All over the world, medical professionals are stepping forward to serve in this pandemic crisis, despite the danger to themselves. One of them, BRITTANY SIMS, has this description of what’s it’s like on the front lines.
“12-hour nights of being hot, hard to breathe, and getting headaches from re-breathing your own CO2 . . . I’m all about action and doing the best bedside and emergency nursing I know how . . . Sometimes I get an OK assignment and sometimes we’re intubating and coding crashing patients back-to-back all night long. Still, I wouldn’t have it any other way . . ..”
Sims works in New York’s Brooklyn Hospital. She left her home and family in Illinois and borrowed money for a plane ticket to New York when she saw the reports of the city’s huge burden of COVID cases. From Day One, it hasn’t been easy.
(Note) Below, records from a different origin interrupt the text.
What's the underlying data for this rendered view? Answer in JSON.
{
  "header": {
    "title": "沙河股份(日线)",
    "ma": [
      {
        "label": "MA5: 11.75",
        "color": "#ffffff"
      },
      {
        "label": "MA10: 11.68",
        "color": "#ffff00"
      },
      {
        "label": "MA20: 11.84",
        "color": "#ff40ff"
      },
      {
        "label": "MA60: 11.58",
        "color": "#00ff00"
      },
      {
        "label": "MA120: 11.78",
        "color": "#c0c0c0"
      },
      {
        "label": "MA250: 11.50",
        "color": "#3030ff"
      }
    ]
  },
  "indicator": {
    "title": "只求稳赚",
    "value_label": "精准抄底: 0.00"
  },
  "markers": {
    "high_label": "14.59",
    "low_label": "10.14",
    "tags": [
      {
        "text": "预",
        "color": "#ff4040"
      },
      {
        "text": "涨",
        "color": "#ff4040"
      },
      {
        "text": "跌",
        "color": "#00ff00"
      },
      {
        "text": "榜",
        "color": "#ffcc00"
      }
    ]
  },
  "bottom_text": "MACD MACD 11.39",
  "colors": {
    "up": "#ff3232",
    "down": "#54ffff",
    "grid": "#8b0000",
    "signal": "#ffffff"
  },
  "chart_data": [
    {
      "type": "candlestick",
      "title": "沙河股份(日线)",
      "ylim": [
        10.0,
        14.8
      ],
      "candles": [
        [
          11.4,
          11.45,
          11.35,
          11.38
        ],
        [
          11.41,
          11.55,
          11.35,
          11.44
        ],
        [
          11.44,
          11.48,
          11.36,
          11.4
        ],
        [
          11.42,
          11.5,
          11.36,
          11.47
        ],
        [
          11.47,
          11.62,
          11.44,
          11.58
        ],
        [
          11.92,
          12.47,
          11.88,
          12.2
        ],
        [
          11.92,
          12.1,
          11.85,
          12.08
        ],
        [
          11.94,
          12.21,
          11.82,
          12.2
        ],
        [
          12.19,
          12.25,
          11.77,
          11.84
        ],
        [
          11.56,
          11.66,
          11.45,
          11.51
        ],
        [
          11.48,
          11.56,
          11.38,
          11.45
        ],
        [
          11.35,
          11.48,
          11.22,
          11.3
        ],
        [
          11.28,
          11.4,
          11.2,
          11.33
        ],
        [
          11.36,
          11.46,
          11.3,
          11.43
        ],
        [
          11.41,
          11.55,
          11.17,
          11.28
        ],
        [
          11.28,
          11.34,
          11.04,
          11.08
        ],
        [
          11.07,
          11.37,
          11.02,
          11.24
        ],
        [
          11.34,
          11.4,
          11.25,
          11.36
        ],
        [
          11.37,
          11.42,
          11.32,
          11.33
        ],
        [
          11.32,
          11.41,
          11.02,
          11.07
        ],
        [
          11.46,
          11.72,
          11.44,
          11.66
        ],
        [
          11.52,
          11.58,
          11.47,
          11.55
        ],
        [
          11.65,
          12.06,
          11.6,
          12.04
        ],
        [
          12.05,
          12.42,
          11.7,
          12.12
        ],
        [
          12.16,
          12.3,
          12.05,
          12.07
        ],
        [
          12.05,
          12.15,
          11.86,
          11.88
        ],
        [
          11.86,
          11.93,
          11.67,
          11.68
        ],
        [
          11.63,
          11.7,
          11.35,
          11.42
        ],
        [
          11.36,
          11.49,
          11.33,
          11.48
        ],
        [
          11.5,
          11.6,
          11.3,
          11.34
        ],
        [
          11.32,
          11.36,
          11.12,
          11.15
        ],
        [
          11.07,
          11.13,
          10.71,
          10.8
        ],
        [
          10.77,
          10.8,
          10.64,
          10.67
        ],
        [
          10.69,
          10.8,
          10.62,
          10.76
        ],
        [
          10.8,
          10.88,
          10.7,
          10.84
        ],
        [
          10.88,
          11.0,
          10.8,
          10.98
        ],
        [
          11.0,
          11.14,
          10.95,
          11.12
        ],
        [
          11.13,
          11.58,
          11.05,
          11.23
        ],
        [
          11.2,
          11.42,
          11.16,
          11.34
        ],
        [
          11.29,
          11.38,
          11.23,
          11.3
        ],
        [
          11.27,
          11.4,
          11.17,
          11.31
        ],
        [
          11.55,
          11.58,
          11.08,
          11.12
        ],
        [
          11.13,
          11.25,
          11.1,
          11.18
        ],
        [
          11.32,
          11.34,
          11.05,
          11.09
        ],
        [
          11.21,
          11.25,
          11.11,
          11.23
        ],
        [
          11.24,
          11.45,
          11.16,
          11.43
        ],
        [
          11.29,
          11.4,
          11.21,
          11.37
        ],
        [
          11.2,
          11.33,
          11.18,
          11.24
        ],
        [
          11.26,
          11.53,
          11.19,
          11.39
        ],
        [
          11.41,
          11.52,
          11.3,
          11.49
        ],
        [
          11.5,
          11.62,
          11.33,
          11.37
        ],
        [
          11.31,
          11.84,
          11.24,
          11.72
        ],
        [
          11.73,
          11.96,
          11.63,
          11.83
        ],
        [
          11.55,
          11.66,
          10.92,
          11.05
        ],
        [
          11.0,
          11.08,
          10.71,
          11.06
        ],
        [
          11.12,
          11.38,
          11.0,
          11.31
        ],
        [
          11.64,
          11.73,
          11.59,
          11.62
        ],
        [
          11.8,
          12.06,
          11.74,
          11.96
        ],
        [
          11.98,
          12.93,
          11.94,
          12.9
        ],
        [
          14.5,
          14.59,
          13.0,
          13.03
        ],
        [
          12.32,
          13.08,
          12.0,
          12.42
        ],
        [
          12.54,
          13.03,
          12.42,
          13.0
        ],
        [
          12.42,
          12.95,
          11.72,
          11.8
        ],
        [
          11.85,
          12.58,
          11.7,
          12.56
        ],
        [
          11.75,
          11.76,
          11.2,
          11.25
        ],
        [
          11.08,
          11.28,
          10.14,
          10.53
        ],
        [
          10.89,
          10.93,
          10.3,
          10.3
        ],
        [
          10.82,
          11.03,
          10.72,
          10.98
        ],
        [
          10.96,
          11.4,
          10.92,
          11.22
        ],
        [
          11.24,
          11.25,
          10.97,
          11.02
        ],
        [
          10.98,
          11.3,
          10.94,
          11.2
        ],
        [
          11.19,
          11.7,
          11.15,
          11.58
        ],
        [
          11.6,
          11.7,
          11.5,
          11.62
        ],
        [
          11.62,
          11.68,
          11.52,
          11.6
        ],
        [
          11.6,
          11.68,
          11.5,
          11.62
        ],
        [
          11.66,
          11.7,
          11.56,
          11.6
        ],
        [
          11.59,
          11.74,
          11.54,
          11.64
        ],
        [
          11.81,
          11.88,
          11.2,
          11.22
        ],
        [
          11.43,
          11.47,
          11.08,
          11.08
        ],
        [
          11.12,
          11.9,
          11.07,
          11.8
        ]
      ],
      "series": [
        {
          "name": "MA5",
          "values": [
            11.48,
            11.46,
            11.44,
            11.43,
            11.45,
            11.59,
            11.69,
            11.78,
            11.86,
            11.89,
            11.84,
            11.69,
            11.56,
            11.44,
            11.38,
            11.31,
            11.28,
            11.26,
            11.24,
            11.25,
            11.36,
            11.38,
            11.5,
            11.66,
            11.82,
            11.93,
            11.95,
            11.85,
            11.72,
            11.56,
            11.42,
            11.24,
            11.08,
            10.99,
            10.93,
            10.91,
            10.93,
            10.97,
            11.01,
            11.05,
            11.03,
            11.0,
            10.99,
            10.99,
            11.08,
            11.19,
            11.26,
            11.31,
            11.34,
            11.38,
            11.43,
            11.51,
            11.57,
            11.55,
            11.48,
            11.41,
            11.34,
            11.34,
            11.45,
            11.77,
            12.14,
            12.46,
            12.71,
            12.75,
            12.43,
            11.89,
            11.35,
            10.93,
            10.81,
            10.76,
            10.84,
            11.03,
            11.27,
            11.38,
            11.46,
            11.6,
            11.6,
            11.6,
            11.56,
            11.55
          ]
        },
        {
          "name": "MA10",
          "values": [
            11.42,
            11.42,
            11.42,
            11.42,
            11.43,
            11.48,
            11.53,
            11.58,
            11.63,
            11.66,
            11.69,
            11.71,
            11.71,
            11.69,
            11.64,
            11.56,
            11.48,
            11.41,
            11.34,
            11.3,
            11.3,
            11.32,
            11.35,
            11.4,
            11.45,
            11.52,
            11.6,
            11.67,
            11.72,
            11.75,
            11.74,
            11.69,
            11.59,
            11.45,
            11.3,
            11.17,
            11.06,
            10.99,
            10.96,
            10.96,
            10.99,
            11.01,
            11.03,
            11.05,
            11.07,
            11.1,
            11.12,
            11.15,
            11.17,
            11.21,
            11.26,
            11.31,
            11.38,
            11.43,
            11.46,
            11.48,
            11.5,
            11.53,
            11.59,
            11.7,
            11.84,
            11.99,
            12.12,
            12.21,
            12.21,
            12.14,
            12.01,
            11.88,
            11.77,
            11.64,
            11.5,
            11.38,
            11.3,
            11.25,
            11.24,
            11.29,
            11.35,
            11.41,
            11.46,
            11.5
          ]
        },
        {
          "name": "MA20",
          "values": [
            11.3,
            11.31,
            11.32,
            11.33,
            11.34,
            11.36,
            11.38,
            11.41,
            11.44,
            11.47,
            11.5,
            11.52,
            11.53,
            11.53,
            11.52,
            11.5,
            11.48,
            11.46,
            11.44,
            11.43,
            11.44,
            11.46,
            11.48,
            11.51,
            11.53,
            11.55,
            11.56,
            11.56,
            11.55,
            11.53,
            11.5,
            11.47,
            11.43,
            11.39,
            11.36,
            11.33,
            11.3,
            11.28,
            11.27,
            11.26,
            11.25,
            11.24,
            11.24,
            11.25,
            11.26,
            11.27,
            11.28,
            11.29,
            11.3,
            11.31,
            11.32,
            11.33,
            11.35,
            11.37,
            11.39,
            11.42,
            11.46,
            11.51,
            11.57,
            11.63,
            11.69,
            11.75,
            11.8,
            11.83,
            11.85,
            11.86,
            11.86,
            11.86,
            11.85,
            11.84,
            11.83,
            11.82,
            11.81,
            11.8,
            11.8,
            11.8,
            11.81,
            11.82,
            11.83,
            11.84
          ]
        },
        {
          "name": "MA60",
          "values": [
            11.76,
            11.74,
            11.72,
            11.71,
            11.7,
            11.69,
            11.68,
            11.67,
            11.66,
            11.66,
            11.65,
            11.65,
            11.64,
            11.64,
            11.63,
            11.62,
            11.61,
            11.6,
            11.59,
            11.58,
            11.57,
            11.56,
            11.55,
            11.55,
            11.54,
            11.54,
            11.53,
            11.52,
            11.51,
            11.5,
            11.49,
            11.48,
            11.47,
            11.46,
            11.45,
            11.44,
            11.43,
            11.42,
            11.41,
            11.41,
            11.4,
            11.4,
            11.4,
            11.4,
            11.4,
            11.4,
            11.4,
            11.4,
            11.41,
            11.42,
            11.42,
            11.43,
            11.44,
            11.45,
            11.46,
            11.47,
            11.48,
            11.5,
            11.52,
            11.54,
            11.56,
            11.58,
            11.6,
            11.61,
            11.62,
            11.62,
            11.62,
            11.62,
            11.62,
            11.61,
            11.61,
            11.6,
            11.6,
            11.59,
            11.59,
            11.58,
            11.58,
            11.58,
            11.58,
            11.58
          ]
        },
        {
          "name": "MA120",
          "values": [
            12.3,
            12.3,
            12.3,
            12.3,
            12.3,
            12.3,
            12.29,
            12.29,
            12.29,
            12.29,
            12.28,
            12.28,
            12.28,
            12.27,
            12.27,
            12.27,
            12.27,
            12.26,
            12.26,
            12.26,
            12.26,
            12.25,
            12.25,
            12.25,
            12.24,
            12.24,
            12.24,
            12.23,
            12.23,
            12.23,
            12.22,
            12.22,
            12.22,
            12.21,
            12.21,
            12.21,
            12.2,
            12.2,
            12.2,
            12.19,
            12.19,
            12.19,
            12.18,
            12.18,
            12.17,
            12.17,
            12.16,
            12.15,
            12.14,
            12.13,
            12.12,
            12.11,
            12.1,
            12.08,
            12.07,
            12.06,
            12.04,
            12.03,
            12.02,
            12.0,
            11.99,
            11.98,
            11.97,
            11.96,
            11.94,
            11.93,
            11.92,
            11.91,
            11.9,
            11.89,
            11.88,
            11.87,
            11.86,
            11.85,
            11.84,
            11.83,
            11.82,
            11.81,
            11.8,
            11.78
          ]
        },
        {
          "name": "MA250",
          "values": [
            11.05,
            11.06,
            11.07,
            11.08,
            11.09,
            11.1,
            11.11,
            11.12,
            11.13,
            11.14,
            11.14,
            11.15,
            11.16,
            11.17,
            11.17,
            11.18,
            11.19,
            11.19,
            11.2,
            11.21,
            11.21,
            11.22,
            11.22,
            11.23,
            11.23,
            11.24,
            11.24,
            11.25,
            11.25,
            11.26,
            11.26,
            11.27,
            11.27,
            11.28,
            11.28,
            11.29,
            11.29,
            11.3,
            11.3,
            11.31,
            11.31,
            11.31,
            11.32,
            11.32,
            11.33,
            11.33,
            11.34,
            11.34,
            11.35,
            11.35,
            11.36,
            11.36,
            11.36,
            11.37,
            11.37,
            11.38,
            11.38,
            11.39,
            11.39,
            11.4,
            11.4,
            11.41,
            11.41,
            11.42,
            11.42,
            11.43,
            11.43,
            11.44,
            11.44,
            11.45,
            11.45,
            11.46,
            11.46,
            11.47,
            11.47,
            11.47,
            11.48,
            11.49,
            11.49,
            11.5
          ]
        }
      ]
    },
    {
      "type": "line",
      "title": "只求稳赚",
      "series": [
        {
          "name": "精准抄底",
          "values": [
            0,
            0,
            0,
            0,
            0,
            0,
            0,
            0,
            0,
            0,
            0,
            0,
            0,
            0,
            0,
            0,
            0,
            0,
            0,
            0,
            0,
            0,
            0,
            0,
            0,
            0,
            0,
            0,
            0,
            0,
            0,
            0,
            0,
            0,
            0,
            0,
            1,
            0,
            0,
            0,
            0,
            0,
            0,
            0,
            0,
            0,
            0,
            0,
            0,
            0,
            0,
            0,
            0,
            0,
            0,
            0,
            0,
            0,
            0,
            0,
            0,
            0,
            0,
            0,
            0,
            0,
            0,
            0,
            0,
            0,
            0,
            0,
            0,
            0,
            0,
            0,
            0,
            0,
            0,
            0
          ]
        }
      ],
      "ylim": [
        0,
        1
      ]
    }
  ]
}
“This assignment is not for every nurse. Three in my group went home after the first day. . . . ER overload catastrophe nursing at its best. These hospitals here are overpopulated and understaffed. This is a crisis.”
According to her mother, Sims has always had “a heart of gold.” Sims communicates with her mother and her daughters every day, calling from the hotel where she lives with hundreds of other nurses. (Two grandmothers split the child-care duties.) But even with imaging, phone calls are no substitute for being able to hold your kids and comfort them.
The calls are at the end of her long hours of trying to save lives, sometimes failing, risking her own life in the process.
Her mother says, “She thinks she can save the world.” She’s certainly trying.